Singapore is often considered to have one of the most open economies in the world, but its relationship with the crypto industry has been mixed as of late. The fintech politician believes the city-state will deal with any wrongdoing “brutally and relentlessly.”
Crackdown on bad behavior in crypto
Speaking to the Financial Times, Sopnendu Mohanty, Chief Fintech Officer of the Monetary Authority of Singapore (MAS), said the focus will be on cracking down on bad behavior in the crypto industry, adding that the central bank does not tolerate such market participants.
“When someone has done something bad, we are brutal and unrelentingly tough.”

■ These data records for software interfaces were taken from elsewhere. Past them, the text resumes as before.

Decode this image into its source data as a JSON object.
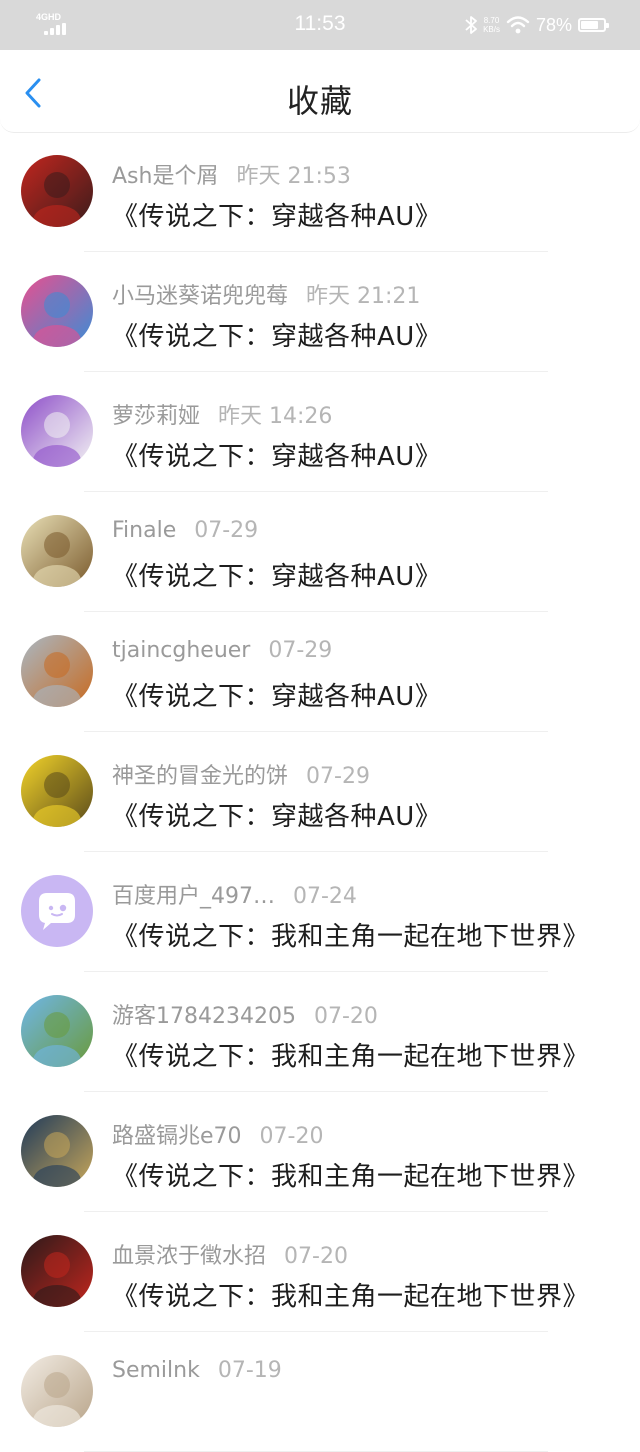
{
  "status_bar": {
    "network": "4GHD",
    "time": "11:53",
    "speed_value": "8.70",
    "speed_unit": "KB/s",
    "battery_percent": "78%",
    "battery_level": 0.78
  },
  "header": {
    "title": "收藏",
    "accent_color": "#2a8ff0"
  },
  "favorites": [
    {
      "user": "Ash是个屑",
      "time": "昨天 21:53",
      "book": "《传说之下：穿越各种AU》",
      "avatar": "red-fox-character-avatar",
      "colors": [
        "#c2261e",
        "#3b1c1c"
      ]
    },
    {
      "user": "小马迷葵诺兜兜莓",
      "time": "昨天 21:21",
      "book": "《传说之下：穿越各种AU》",
      "avatar": "pony-group-avatar",
      "colors": [
        "#e94f8f",
        "#3a8dd6"
      ]
    },
    {
      "user": "萝莎莉娅",
      "time": "昨天 14:26",
      "book": "《传说之下：穿越各种AU》",
      "avatar": "white-goat-purple-cloak-avatar",
      "colors": [
        "#8e4fc9",
        "#f3f3f3"
      ]
    },
    {
      "user": "Finale",
      "time": "07-29",
      "book": "《传说之下：穿越各种AU》",
      "avatar": "anime-character-avatar",
      "colors": [
        "#e9e0b7",
        "#7a5a2c"
      ]
    },
    {
      "user": "tjaincgheuer",
      "time": "07-29",
      "book": "《传说之下：穿越各种AU》",
      "avatar": "tigers-avatar",
      "colors": [
        "#a9b8c4",
        "#c86a1f"
      ]
    },
    {
      "user": "神圣的冒金光的饼",
      "time": "07-29",
      "book": "《传说之下：穿越各种AU》",
      "avatar": "golden-sun-avatar",
      "colors": [
        "#f3d42a",
        "#5a4a1a"
      ]
    },
    {
      "user": "百度用户_497…",
      "time": "07-24",
      "book": "《传说之下：我和主角一起在地下世界》",
      "avatar": "default-chat-bubble-avatar",
      "colors": [
        "#c9b7f3",
        "#ffffff"
      ]
    },
    {
      "user": "游客1784234205",
      "time": "07-20",
      "book": "《传说之下：我和主角一起在地下世界》",
      "avatar": "landscape-sky-avatar",
      "colors": [
        "#6fb6e8",
        "#6a9a3a"
      ]
    },
    {
      "user": "路盛镉兆e70",
      "time": "07-20",
      "book": "《传说之下：我和主角一起在地下世界》",
      "avatar": "night-sky-avatar",
      "colors": [
        "#1f3a5a",
        "#c8a75a"
      ]
    },
    {
      "user": "血景浓于徵水招",
      "time": "07-20",
      "book": "《传说之下：我和主角一起在地下世界》",
      "avatar": "dark-portrait-avatar",
      "colors": [
        "#2a1a1a",
        "#c2261e"
      ]
    },
    {
      "user": "Semilnk",
      "time": "07-19",
      "book": "",
      "avatar": "light-character-avatar",
      "colors": [
        "#f2ece4",
        "#b9a58a"
      ]
    }
  ]
}
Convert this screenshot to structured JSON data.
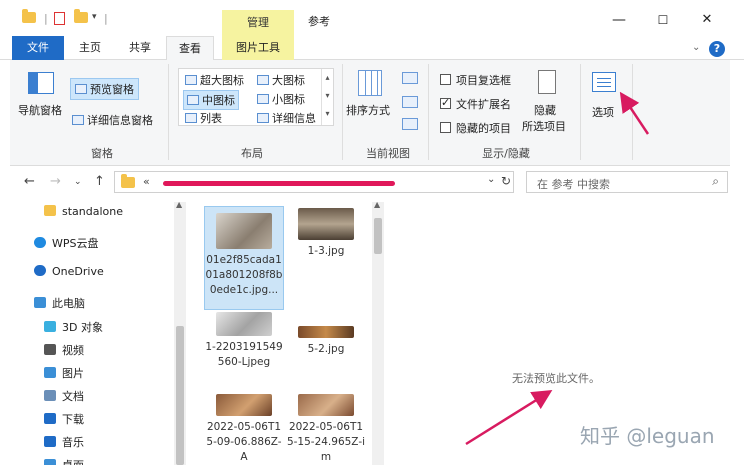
{
  "titlebar": {
    "context_tab": "管理",
    "title": "参考",
    "minimize": "—",
    "maximize": "☐",
    "close": "✕"
  },
  "tabs": {
    "file": "文件",
    "home": "主页",
    "share": "共享",
    "view": "查看",
    "picture_tools": "图片工具"
  },
  "help": "?",
  "ribbon": {
    "panes": {
      "nav_pane": "导航窗格",
      "preview_pane": "预览窗格",
      "details_pane": "详细信息窗格",
      "label": "窗格"
    },
    "layout": {
      "extra_large": "超大图标",
      "large": "大图标",
      "medium": "中图标",
      "small": "小图标",
      "list": "列表",
      "details": "详细信息",
      "label": "布局"
    },
    "current_view": {
      "sort_by": "排序方式",
      "label": "当前视图"
    },
    "show_hide": {
      "item_checkboxes": "项目复选框",
      "file_extensions": "文件扩展名",
      "file_extensions_checked": true,
      "hidden_items": "隐藏的项目",
      "hide": "隐藏",
      "selected_items": "所选项目",
      "label": "显示/隐藏"
    },
    "options": "选项"
  },
  "address": {
    "prefix": "«",
    "search_placeholder": "在 参考 中搜索"
  },
  "nav_items": [
    {
      "label": "standalone",
      "icon": "folder-icon",
      "color": "#f4c24a"
    },
    {
      "label": "WPS云盘",
      "icon": "cloud-icon",
      "color": "#1f8ae0"
    },
    {
      "label": "OneDrive",
      "icon": "cloud-icon",
      "color": "#1f6bc6"
    },
    {
      "label": "此电脑",
      "icon": "computer-icon",
      "color": "#3b8fd6"
    },
    {
      "label": "3D 对象",
      "icon": "cube-icon",
      "color": "#3ab0e0"
    },
    {
      "label": "视频",
      "icon": "video-icon",
      "color": "#555555"
    },
    {
      "label": "图片",
      "icon": "picture-icon",
      "color": "#3b8fd6"
    },
    {
      "label": "文档",
      "icon": "document-icon",
      "color": "#6b8fb8"
    },
    {
      "label": "下载",
      "icon": "download-icon",
      "color": "#1f6bc6"
    },
    {
      "label": "音乐",
      "icon": "music-icon",
      "color": "#1f6bc6"
    },
    {
      "label": "桌面",
      "icon": "desktop-icon",
      "color": "#3b8fd6"
    }
  ],
  "files": [
    {
      "name": "01e2f85cada101a801208f8b0ede1c.jpg...",
      "selected": true
    },
    {
      "name": "1-3.jpg",
      "selected": false
    },
    {
      "name": "1-2203191549560-Ljpeg",
      "selected": false
    },
    {
      "name": "5-2.jpg",
      "selected": false
    },
    {
      "name": "2022-05-06T15-09-06.886Z-A",
      "selected": false
    },
    {
      "name": "2022-05-06T15-15-24.965Z-im",
      "selected": false
    }
  ],
  "preview": {
    "no_preview": "无法预览此文件。"
  },
  "watermark": "知乎 @leguan"
}
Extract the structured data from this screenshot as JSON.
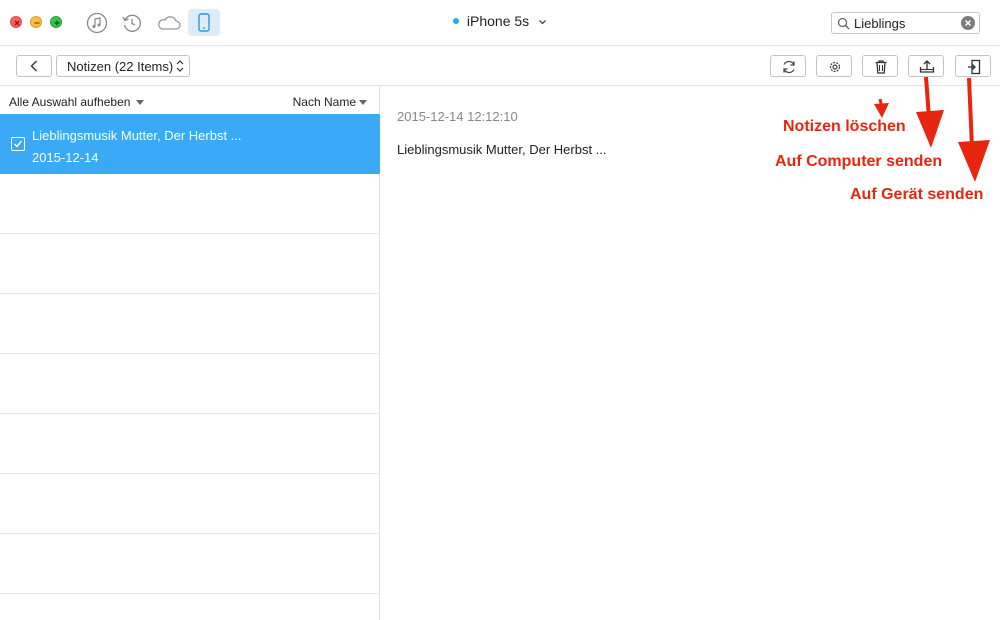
{
  "window": {
    "device_name": "iPhone 5s",
    "mode_icons": [
      "music-note-icon",
      "history-icon",
      "cloud-icon",
      "phone-icon"
    ]
  },
  "search": {
    "value": "Lieblings"
  },
  "toolbar": {
    "category_label": "Notizen (22 Items)",
    "actions": [
      "refresh-icon",
      "gear-icon",
      "trash-icon",
      "export-to-computer-icon",
      "import-to-device-icon"
    ]
  },
  "list": {
    "select_all_label": "Alle Auswahl aufheben",
    "sort_label": "Nach Name",
    "items": [
      {
        "title": "Lieblingsmusik Mutter, Der Herbst ...",
        "date": "2015-12-14",
        "selected": true
      }
    ]
  },
  "detail": {
    "timestamp": "2015-12-14 12:12:10",
    "text": "Lieblingsmusik Mutter, Der Herbst ..."
  },
  "annotations": {
    "delete": "Notizen löschen",
    "to_computer": "Auf Computer senden",
    "to_device": "Auf Gerät senden"
  },
  "colors": {
    "selection": "#3aa9f6",
    "annotation": "#e8260f",
    "device_dot": "#2aa7f2"
  }
}
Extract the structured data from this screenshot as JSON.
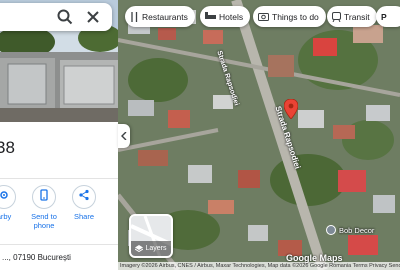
{
  "panel": {
    "place_number": "38",
    "address": "07190 București",
    "address_prefix": "...,",
    "actions": [
      {
        "label": "arby",
        "icon": "nearby-icon"
      },
      {
        "label": "Send to phone",
        "icon": "phone-icon"
      },
      {
        "label": "Share",
        "icon": "share-icon"
      }
    ]
  },
  "chips": [
    {
      "label": "Restaurants",
      "icon": "restaurant-icon"
    },
    {
      "label": "Hotels",
      "icon": "hotel-icon"
    },
    {
      "label": "Things to do",
      "icon": "camera-icon"
    },
    {
      "label": "Transit",
      "icon": "transit-icon"
    },
    {
      "label": "P",
      "icon": "parking-icon"
    }
  ],
  "map": {
    "street_1": "Strada Rapsodiei",
    "street_2": "Strada Rapsodiei",
    "poi": "Bob Decor",
    "layers_label": "Layers",
    "google_logo": "Google Maps",
    "attribution": "Imagery ©2026 Airbus, CNES / Airbus, Maxar Technologies, Map data ©2026 Google   Romania   Terms   Privacy   Send Product Feedback   20 m",
    "accent_color": "#ea4335"
  }
}
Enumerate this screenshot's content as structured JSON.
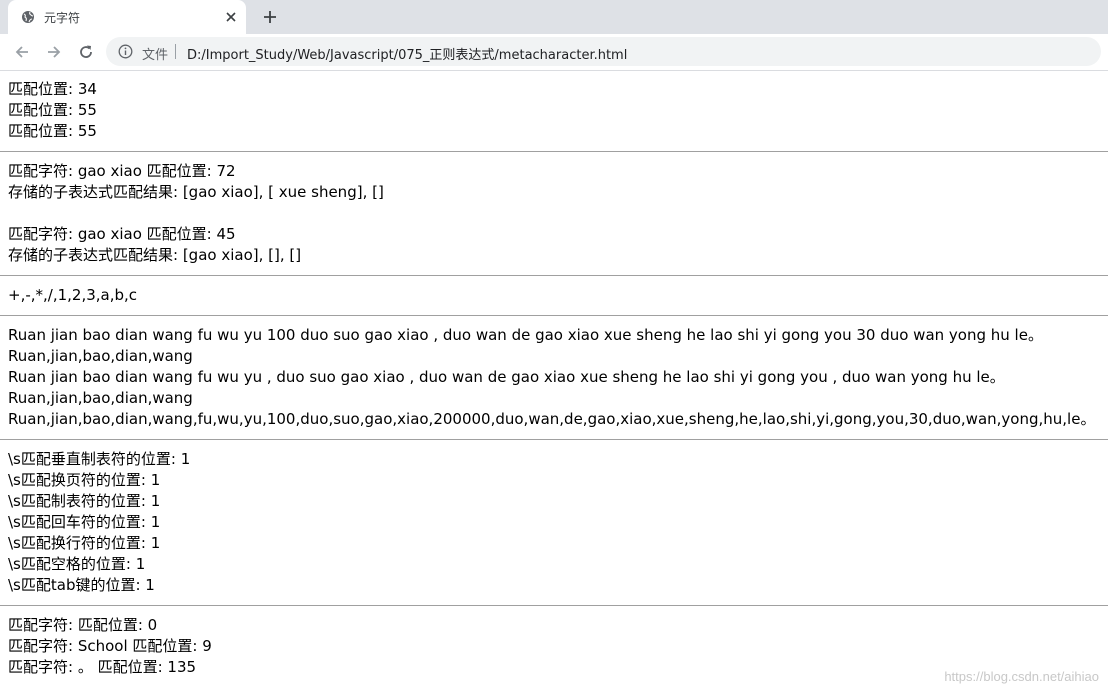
{
  "tab": {
    "title": "元字符"
  },
  "address_bar": {
    "security_label": "文件",
    "url": "D:/Import_Study/Web/Javascript/075_正则表达式/metacharacter.html"
  },
  "sections": [
    {
      "lines": [
        "匹配位置: 34",
        "匹配位置: 55",
        "匹配位置: 55"
      ]
    },
    {
      "lines": [
        "匹配字符: gao xiao 匹配位置: 72",
        "存储的子表达式匹配结果: [gao xiao], [ xue sheng], []",
        "",
        "匹配字符: gao xiao 匹配位置: 45",
        "存储的子表达式匹配结果: [gao xiao], [], []"
      ]
    },
    {
      "lines": [
        "+,-,*,/,1,2,3,a,b,c"
      ]
    },
    {
      "lines": [
        "Ruan jian bao dian wang fu wu yu 100 duo suo gao xiao , duo wan de gao xiao xue sheng he lao shi yi gong you 30 duo wan yong hu le。",
        "Ruan,jian,bao,dian,wang",
        "Ruan jian bao dian wang fu wu yu , duo suo gao xiao , duo wan de gao xiao xue sheng he lao shi yi gong you , duo wan yong hu le。",
        "Ruan,jian,bao,dian,wang",
        "Ruan,jian,bao,dian,wang,fu,wu,yu,100,duo,suo,gao,xiao,200000,duo,wan,de,gao,xiao,xue,sheng,he,lao,shi,yi,gong,you,30,duo,wan,yong,hu,le。"
      ]
    },
    {
      "lines": [
        "\\s匹配垂直制表符的位置: 1",
        "\\s匹配换页符的位置: 1",
        "\\s匹配制表符的位置: 1",
        "\\s匹配回车符的位置: 1",
        "\\s匹配换行符的位置: 1",
        "\\s匹配空格的位置: 1",
        "\\s匹配tab键的位置: 1"
      ]
    },
    {
      "lines": [
        "匹配字符: 匹配位置: 0",
        "匹配字符: School 匹配位置: 9",
        "匹配字符: 。 匹配位置: 135"
      ]
    }
  ],
  "watermark": "https://blog.csdn.net/aihiao"
}
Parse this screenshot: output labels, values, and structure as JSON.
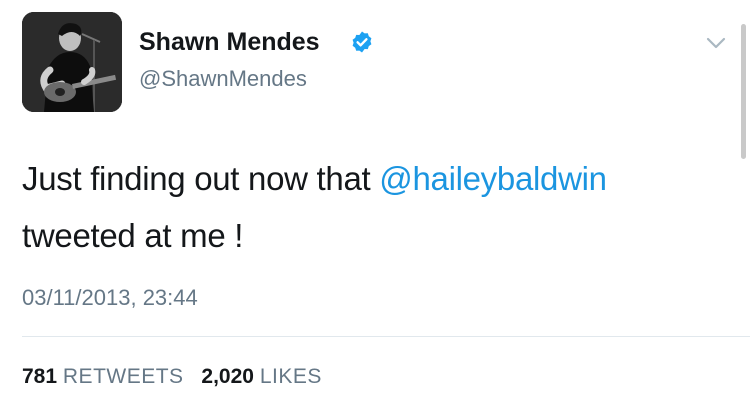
{
  "user": {
    "display_name": "Shawn Mendes",
    "handle": "@ShawnMendes",
    "verified": true,
    "avatar_icon": "profile-photo-guitar"
  },
  "tweet": {
    "text_before": "Just finding out now that ",
    "mention": "@haileybaldwin",
    "text_after": " tweeted at me !",
    "timestamp": "03/11/2013, 23:44"
  },
  "stats": {
    "retweets_count": "781",
    "retweets_label": "RETWEETS",
    "likes_count": "2,020",
    "likes_label": "LIKES"
  },
  "colors": {
    "link": "#1b95e0",
    "verified": "#1da1f2",
    "secondary_text": "#657786",
    "primary_text": "#14171a"
  },
  "icons": {
    "verified": "verified-badge-icon",
    "menu": "chevron-down-icon"
  }
}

Needless to say, Terra’s collapse, a harbinger of this month’s rapid sell-off, has forced regulators to harden their stance on the industry. Mohanty believes the world at large is “lost in private currency,” fueling the ongoing turmoil in the market.
He admitted that Singapore has imposed an “excruciatingly slow” and “extremely draconian due diligence process” for licensing crypto-related companies. The boss also said:
“We were welcomed by many cryptocurrencies shouted at for not being friendly. My answer was: friendly for what? Friendly to a real economy or friendly to an unreal economy?”
Singapore has seen several crypto companies relocate to the Middle East this year. Many of these companies cited licensing delays and repeated warnings from authorities that they do not want retail investors to invest funds in crypto due to excessive risk.
Crypto exchanges ByBit and Binance, as well as hedge fund Three Arrows Capital, abandoned plans to do business in the country and moved to Dubai instead.
After the exodus of important market players, Singapore’s Deputy Prime Minister Heng Swee Keat announced the launch of the “Project Guardian”. The collaborative initiative aims to promote applications based on asset tokenization and decentralized finance (DeFi) are based. As part of Project Guardian, MAS will work with top banks, digital asset companies and digital infrastructure companies.
Three companies acquire the license to operate in the country
Despite the heightened stance, CryptoCom received approval in principle from the MAS to offer payment services within the country.
The latest approval will enable the Digital Asset Exchange to offer numerous settlement solutions under the Payment Services Act, including Digital Payment Token (DPT) services for Singaporean customers. Two other crypto firms — Genesis and Sparrow — also received approval to offer similar services.
Source: Crypto News Deutsch